> [Record excerpts]

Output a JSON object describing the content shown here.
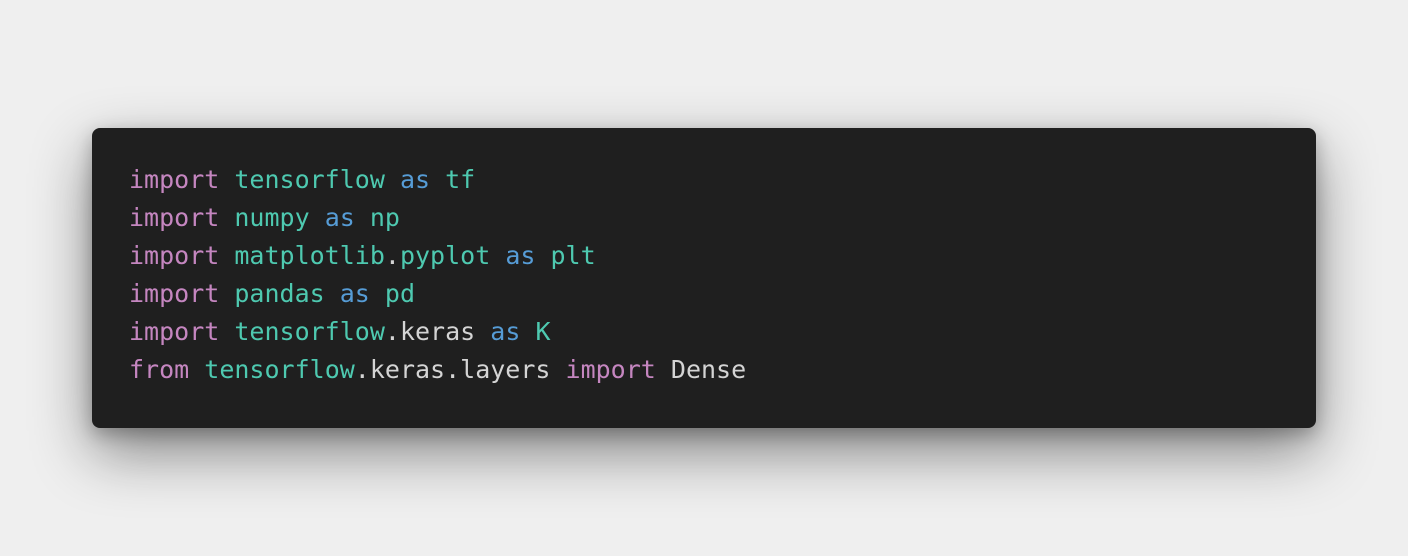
{
  "code_card": {
    "lines": [
      {
        "tokens": [
          {
            "text": "import",
            "kind": "keyword"
          },
          {
            "text": " ",
            "kind": "plain"
          },
          {
            "text": "tensorflow",
            "kind": "module"
          },
          {
            "text": " ",
            "kind": "plain"
          },
          {
            "text": "as",
            "kind": "alias"
          },
          {
            "text": " ",
            "kind": "plain"
          },
          {
            "text": "tf",
            "kind": "module"
          }
        ]
      },
      {
        "tokens": [
          {
            "text": "import",
            "kind": "keyword"
          },
          {
            "text": " ",
            "kind": "plain"
          },
          {
            "text": "numpy",
            "kind": "module"
          },
          {
            "text": " ",
            "kind": "plain"
          },
          {
            "text": "as",
            "kind": "alias"
          },
          {
            "text": " ",
            "kind": "plain"
          },
          {
            "text": "np",
            "kind": "module"
          }
        ]
      },
      {
        "tokens": [
          {
            "text": "import",
            "kind": "keyword"
          },
          {
            "text": " ",
            "kind": "plain"
          },
          {
            "text": "matplotlib",
            "kind": "module"
          },
          {
            "text": ".",
            "kind": "plain"
          },
          {
            "text": "pyplot",
            "kind": "module"
          },
          {
            "text": " ",
            "kind": "plain"
          },
          {
            "text": "as",
            "kind": "alias"
          },
          {
            "text": " ",
            "kind": "plain"
          },
          {
            "text": "plt",
            "kind": "module"
          }
        ]
      },
      {
        "tokens": [
          {
            "text": "import",
            "kind": "keyword"
          },
          {
            "text": " ",
            "kind": "plain"
          },
          {
            "text": "pandas",
            "kind": "module"
          },
          {
            "text": " ",
            "kind": "plain"
          },
          {
            "text": "as",
            "kind": "alias"
          },
          {
            "text": " ",
            "kind": "plain"
          },
          {
            "text": "pd",
            "kind": "module"
          }
        ]
      },
      {
        "tokens": [
          {
            "text": "import",
            "kind": "keyword"
          },
          {
            "text": " ",
            "kind": "plain"
          },
          {
            "text": "tensorflow",
            "kind": "module"
          },
          {
            "text": ".keras",
            "kind": "plain"
          },
          {
            "text": " ",
            "kind": "plain"
          },
          {
            "text": "as",
            "kind": "alias"
          },
          {
            "text": " ",
            "kind": "plain"
          },
          {
            "text": "K",
            "kind": "module"
          }
        ]
      },
      {
        "tokens": [
          {
            "text": "from",
            "kind": "keyword"
          },
          {
            "text": " ",
            "kind": "plain"
          },
          {
            "text": "tensorflow",
            "kind": "module"
          },
          {
            "text": ".keras.layers",
            "kind": "plain"
          },
          {
            "text": " ",
            "kind": "plain"
          },
          {
            "text": "import",
            "kind": "keyword"
          },
          {
            "text": " ",
            "kind": "plain"
          },
          {
            "text": "Dense",
            "kind": "plain"
          }
        ]
      }
    ]
  },
  "colors": {
    "page_background": "#efefef",
    "card_background": "#1f1f1f",
    "keyword": "#c586c0",
    "module": "#4ec9b0",
    "alias": "#569cd6",
    "plain": "#d4d4d4"
  }
}
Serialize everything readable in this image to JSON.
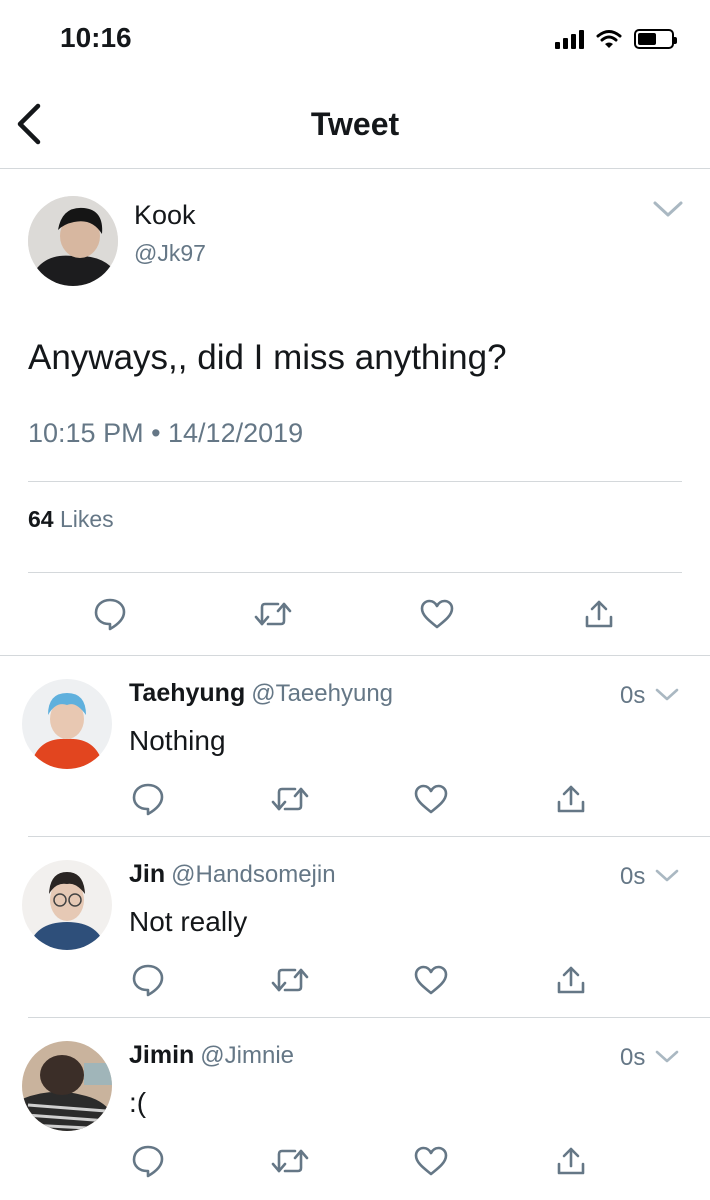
{
  "status_bar": {
    "time": "10:16"
  },
  "nav": {
    "title": "Tweet"
  },
  "tweet": {
    "name": "Kook",
    "handle": "@Jk97",
    "text": "Anyways,, did I miss anything?",
    "timestamp": "10:15 PM • 14/12/2019",
    "likes_count": "64",
    "likes_label": "Likes"
  },
  "replies": [
    {
      "name": "Taehyung",
      "handle": "@Taeehyung",
      "text": "Nothing",
      "time": "0s"
    },
    {
      "name": "Jin",
      "handle": "@Handsomejin",
      "text": "Not really",
      "time": "0s"
    },
    {
      "name": "Jimin",
      "handle": "@Jimnie",
      "text": ":(",
      "time": "0s"
    }
  ],
  "colors": {
    "text": "#14171a",
    "secondary": "#657786",
    "icon": "#657786",
    "divider": "#d4d8db"
  },
  "icons": [
    "chevron-left-icon",
    "chevron-down-icon",
    "reply-icon",
    "retweet-icon",
    "like-icon",
    "share-icon"
  ]
}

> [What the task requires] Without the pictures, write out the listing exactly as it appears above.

> [Task answer]
Output a JSON object describing the content shown here.
{
  "code_card": {
    "lines": [
      {
        "tokens": [
          {
            "text": "import",
            "kind": "keyword"
          },
          {
            "text": " ",
            "kind": "plain"
          },
          {
            "text": "tensorflow",
            "kind": "module"
          },
          {
            "text": " ",
            "kind": "plain"
          },
          {
            "text": "as",
            "kind": "alias"
          },
          {
            "text": " ",
            "kind": "plain"
          },
          {
            "text": "tf",
            "kind": "module"
          }
        ]
      },
      {
        "tokens": [
          {
            "text": "import",
            "kind": "keyword"
          },
          {
            "text": " ",
            "kind": "plain"
          },
          {
            "text": "numpy",
            "kind": "module"
          },
          {
            "text": " ",
            "kind": "plain"
          },
          {
            "text": "as",
            "kind": "alias"
          },
          {
            "text": " ",
            "kind": "plain"
          },
          {
            "text": "np",
            "kind": "module"
          }
        ]
      },
      {
        "tokens": [
          {
            "text": "import",
            "kind": "keyword"
          },
          {
            "text": " ",
            "kind": "plain"
          },
          {
            "text": "matplotlib",
            "kind": "module"
          },
          {
            "text": ".",
            "kind": "plain"
          },
          {
            "text": "pyplot",
            "kind": "module"
          },
          {
            "text": " ",
            "kind": "plain"
          },
          {
            "text": "as",
            "kind": "alias"
          },
          {
            "text": " ",
            "kind": "plain"
          },
          {
            "text": "plt",
            "kind": "module"
          }
        ]
      },
      {
        "tokens": [
          {
            "text": "import",
            "kind": "keyword"
          },
          {
            "text": " ",
            "kind": "plain"
          },
          {
            "text": "pandas",
            "kind": "module"
          },
          {
            "text": " ",
            "kind": "plain"
          },
          {
            "text": "as",
            "kind": "alias"
          },
          {
            "text": " ",
            "kind": "plain"
          },
          {
            "text": "pd",
            "kind": "module"
          }
        ]
      },
      {
        "tokens": [
          {
            "text": "import",
            "kind": "keyword"
          },
          {
            "text": " ",
            "kind": "plain"
          },
          {
            "text": "tensorflow",
            "kind": "module"
          },
          {
            "text": ".keras",
            "kind": "plain"
          },
          {
            "text": " ",
            "kind": "plain"
          },
          {
            "text": "as",
            "kind": "alias"
          },
          {
            "text": " ",
            "kind": "plain"
          },
          {
            "text": "K",
            "kind": "module"
          }
        ]
      },
      {
        "tokens": [
          {
            "text": "from",
            "kind": "keyword"
          },
          {
            "text": " ",
            "kind": "plain"
          },
          {
            "text": "tensorflow",
            "kind": "module"
          },
          {
            "text": ".keras.layers",
            "kind": "plain"
          },
          {
            "text": " ",
            "kind": "plain"
          },
          {
            "text": "import",
            "kind": "keyword"
          },
          {
            "text": " ",
            "kind": "plain"
          },
          {
            "text": "Dense",
            "kind": "plain"
          }
        ]
      }
    ]
  },
  "colors": {
    "page_background": "#efefef",
    "card_background": "#1f1f1f",
    "keyword": "#c586c0",
    "module": "#4ec9b0",
    "alias": "#569cd6",
    "plain": "#d4d4d4"
  }
}
Serialize everything readable in this image to JSON.
{
  "status_bar": {
    "time": "10:16"
  },
  "nav": {
    "title": "Tweet"
  },
  "tweet": {
    "name": "Kook",
    "handle": "@Jk97",
    "text": "Anyways,, did I miss anything?",
    "timestamp": "10:15 PM • 14/12/2019",
    "likes_count": "64",
    "likes_label": "Likes"
  },
  "replies": [
    {
      "name": "Taehyung",
      "handle": "@Taeehyung",
      "text": "Nothing",
      "time": "0s"
    },
    {
      "name": "Jin",
      "handle": "@Handsomejin",
      "text": "Not really",
      "time": "0s"
    },
    {
      "name": "Jimin",
      "handle": "@Jimnie",
      "text": ":(",
      "time": "0s"
    }
  ],
  "colors": {
    "text": "#14171a",
    "secondary": "#657786",
    "icon": "#657786",
    "divider": "#d4d8db"
  },
  "icons": [
    "chevron-left-icon",
    "chevron-down-icon",
    "reply-icon",
    "retweet-icon",
    "like-icon",
    "share-icon"
  ]
}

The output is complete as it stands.